"Enterprise IT is really flying blind," said Todd DeLaughter, CEO of Mformation, blaming it partly on a lack of tools to manage the devices.
"A lot of desktop management tools can't deal with these cellular devices."
Most of the CIOs (77 percent) said that unlike the management of traditional computing devices, limited time and budget have led to a lack of maturity with regards to managing mobile devices.
The survey also found that 77 percent of companies do not know what data is on these mobile devices, with a third admitting that they are not able to track data on devices that the company itself has issued.
The large variety of mobile devices, and the many different ways that apps can be put on them, adds a further complexity to managing them, said DeLaughter.
A key issue is the fact that organisations are having to deal with the shift from smartphones to tablet devices.
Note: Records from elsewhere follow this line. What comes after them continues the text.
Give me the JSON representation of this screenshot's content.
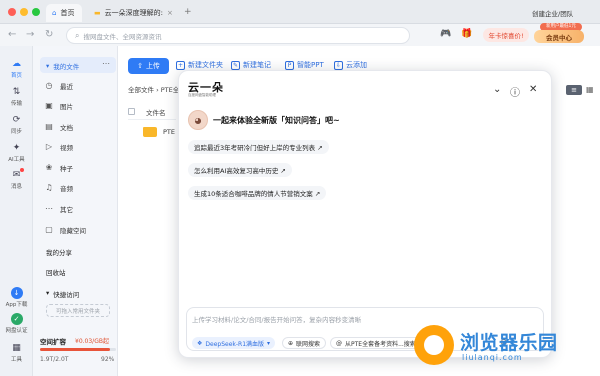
{
  "window": {
    "tabs": [
      {
        "label": "首页",
        "active": true
      },
      {
        "label": "云一朵深度理解的:",
        "active": false
      }
    ],
    "new_tab": "+",
    "user_label": "创建企业/团队"
  },
  "toolbar": {
    "search_placeholder": "搜网盘文件、全网资源资讯",
    "promo_label": "年卡惊喜价!",
    "member_label": "会员中心",
    "member_badge": "新用户最低1元"
  },
  "rail": {
    "items": [
      {
        "label": "首页",
        "icon": "home-icon"
      },
      {
        "label": "传输",
        "icon": "transfer-icon"
      },
      {
        "label": "同步",
        "icon": "sync-icon"
      },
      {
        "label": "AI工具",
        "icon": "ai-tools-icon"
      },
      {
        "label": "消息",
        "icon": "message-icon"
      },
      {
        "label": "App下载",
        "icon": "app-download-icon"
      },
      {
        "label": "网盘认证",
        "icon": "verify-icon"
      },
      {
        "label": "工具",
        "icon": "tools-icon"
      }
    ]
  },
  "sidebar": {
    "my_files": "我的文件",
    "items": [
      {
        "label": "最近",
        "icon": "clock-icon"
      },
      {
        "label": "图片",
        "icon": "image-icon"
      },
      {
        "label": "文档",
        "icon": "document-icon"
      },
      {
        "label": "视频",
        "icon": "video-icon"
      },
      {
        "label": "种子",
        "icon": "seed-icon"
      },
      {
        "label": "音频",
        "icon": "audio-icon"
      },
      {
        "label": "其它",
        "icon": "more-icon"
      },
      {
        "label": "隐藏空间",
        "icon": "hidden-space-icon"
      }
    ],
    "my_share": "我的分享",
    "recycle": "回收站",
    "quick_access": "快捷访问",
    "quick_hint": "可拖入常用文件夹",
    "storage_label": "空间扩容",
    "storage_promo": "¥0.03/GB起",
    "storage_used": "1.9T/2.0T",
    "storage_percent": "92%",
    "storage_fraction": 0.92
  },
  "main": {
    "upload": "上传",
    "actions": [
      "新建文件夹",
      "新建笔记",
      "智能PPT",
      "云添加"
    ],
    "breadcrumb": "全部文件 › PTE全",
    "column_filename": "文件名",
    "folder_name": "PTE"
  },
  "assistant": {
    "logo": "云一朵",
    "logo_sub": "百度网盘智能助理",
    "welcome": "一起来体验全新版「知识问答」吧~",
    "suggestions": [
      "追踪最近3年考研冷门但好上岸的专业列表 ↗",
      "怎么利用AI高效复习高中历史 ↗",
      "生成10条适合咖啡品牌的情人节营销文案 ↗"
    ],
    "input_placeholder": "上传学习材料/论文/合同/报告开始问答，复杂内容秒变清晰",
    "model_chip": "DeepSeek-R1满血版",
    "web_chip": "联网搜索",
    "file_chip": "从PTE全套备考资料...搜索"
  },
  "watermark": {
    "title": "浏览器乐园",
    "url": "liulanqi.com"
  }
}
DeLaughter said: "[Other than email] smartphones just access enterprise data, but now with tablets [like the iPad or Galaxy Tab], it's become a content data creation device."
Although Blackberry maker Research In Motion (RIM) agrees that the survey highlighted pertinent security issues, the company also believes that IT departments should still do what they can to enable mobile device usage in the workplace.
Anthony Payne, director of platform marketing at RIM, said: "We believe IT departments should embrace consumerisation.
"Consumerisation can deliver value to the bottom line by helping manage costs within the business. Savings can be made by no longer needing to purchase every employee a smartphone, and significant business value can be driven by helping employees get the most for the good of the business, out of the tools and services they are used to using in their leisure time."